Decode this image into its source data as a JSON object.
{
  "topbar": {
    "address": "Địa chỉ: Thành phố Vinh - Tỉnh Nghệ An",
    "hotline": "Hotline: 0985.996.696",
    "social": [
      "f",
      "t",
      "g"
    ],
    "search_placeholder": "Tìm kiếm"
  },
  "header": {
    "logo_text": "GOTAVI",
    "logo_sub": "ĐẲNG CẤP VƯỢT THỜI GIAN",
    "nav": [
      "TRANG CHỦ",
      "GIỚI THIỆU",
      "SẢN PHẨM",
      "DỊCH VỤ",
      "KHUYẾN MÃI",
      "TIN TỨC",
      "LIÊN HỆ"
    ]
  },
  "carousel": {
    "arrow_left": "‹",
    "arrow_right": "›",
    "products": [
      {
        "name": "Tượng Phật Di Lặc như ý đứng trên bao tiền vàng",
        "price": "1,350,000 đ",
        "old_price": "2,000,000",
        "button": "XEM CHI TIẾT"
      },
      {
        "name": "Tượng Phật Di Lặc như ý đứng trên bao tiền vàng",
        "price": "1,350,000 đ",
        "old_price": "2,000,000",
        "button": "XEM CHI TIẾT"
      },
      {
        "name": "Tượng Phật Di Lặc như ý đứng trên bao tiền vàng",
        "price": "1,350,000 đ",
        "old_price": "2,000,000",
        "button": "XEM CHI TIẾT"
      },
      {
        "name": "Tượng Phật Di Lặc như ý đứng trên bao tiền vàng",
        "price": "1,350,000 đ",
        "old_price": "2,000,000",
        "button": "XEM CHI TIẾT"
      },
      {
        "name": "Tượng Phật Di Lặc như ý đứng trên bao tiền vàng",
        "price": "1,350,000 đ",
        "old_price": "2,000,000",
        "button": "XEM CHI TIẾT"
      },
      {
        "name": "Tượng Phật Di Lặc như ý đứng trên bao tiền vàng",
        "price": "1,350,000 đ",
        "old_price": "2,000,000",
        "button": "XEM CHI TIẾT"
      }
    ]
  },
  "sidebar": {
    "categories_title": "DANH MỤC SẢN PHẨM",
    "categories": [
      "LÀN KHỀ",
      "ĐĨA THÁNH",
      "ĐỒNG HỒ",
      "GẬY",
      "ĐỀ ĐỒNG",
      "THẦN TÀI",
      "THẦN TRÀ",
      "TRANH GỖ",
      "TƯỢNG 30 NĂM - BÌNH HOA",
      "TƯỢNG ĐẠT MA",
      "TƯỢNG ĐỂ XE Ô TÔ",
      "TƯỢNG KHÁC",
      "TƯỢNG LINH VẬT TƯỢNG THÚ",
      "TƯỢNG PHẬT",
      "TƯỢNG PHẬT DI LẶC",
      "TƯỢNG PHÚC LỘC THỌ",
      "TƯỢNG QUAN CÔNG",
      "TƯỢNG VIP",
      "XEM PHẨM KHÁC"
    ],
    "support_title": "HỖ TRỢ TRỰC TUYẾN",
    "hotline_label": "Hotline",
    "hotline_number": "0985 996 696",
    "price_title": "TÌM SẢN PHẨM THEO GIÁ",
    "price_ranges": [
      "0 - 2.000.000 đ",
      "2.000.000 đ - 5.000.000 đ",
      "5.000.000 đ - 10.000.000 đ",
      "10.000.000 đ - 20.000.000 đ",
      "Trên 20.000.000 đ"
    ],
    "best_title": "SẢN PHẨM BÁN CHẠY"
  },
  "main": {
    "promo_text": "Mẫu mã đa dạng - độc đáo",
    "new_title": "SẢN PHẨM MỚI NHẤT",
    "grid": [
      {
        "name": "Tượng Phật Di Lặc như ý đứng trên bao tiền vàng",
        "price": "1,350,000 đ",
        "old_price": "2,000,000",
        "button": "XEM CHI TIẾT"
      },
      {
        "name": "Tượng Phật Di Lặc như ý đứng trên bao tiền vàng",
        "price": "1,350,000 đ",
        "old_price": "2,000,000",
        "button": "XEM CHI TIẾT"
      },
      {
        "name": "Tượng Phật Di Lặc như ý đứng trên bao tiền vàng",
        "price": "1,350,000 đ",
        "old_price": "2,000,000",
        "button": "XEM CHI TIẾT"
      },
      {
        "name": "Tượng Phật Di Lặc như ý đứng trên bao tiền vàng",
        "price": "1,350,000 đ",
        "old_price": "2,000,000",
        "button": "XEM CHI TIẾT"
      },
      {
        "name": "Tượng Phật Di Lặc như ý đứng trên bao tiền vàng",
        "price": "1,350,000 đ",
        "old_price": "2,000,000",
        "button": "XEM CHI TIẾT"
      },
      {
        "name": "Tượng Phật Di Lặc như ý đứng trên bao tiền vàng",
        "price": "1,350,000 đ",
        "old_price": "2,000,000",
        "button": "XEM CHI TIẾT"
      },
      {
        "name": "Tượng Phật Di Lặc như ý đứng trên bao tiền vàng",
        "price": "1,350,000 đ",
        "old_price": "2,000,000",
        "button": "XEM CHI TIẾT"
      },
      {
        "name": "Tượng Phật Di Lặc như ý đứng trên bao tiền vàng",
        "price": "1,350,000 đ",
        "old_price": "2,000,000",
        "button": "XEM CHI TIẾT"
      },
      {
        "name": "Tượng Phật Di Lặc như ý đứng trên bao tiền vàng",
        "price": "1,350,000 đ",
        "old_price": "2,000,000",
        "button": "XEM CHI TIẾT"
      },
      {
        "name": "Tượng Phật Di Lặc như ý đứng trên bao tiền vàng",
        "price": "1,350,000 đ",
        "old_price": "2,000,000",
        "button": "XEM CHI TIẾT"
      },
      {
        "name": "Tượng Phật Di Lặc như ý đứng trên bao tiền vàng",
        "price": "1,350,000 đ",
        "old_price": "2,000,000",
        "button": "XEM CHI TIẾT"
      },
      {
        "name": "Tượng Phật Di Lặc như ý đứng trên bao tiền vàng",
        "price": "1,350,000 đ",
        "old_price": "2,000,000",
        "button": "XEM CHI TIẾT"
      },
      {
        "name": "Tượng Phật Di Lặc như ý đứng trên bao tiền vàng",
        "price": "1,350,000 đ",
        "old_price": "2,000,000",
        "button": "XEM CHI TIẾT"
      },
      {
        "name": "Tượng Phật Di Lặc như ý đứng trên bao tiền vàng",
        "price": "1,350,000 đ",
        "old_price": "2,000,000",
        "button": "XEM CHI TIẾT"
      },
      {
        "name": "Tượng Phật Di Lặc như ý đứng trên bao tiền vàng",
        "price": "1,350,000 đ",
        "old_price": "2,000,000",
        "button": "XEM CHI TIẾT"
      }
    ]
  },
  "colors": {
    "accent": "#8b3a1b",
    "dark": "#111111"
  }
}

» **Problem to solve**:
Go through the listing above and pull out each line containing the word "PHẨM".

» **Your response**:
      "SẢN PHẨM",
    "categories_title": "DANH MỤC SẢN PHẨM",
      "XEM PHẨM KHÁC"
    "price_title": "TÌM SẢN PHẨM THEO GIÁ",
    "best_title": "SẢN PHẨM BÁN CHẠY"
    "new_title": "SẢN PHẨM MỚI NHẤT",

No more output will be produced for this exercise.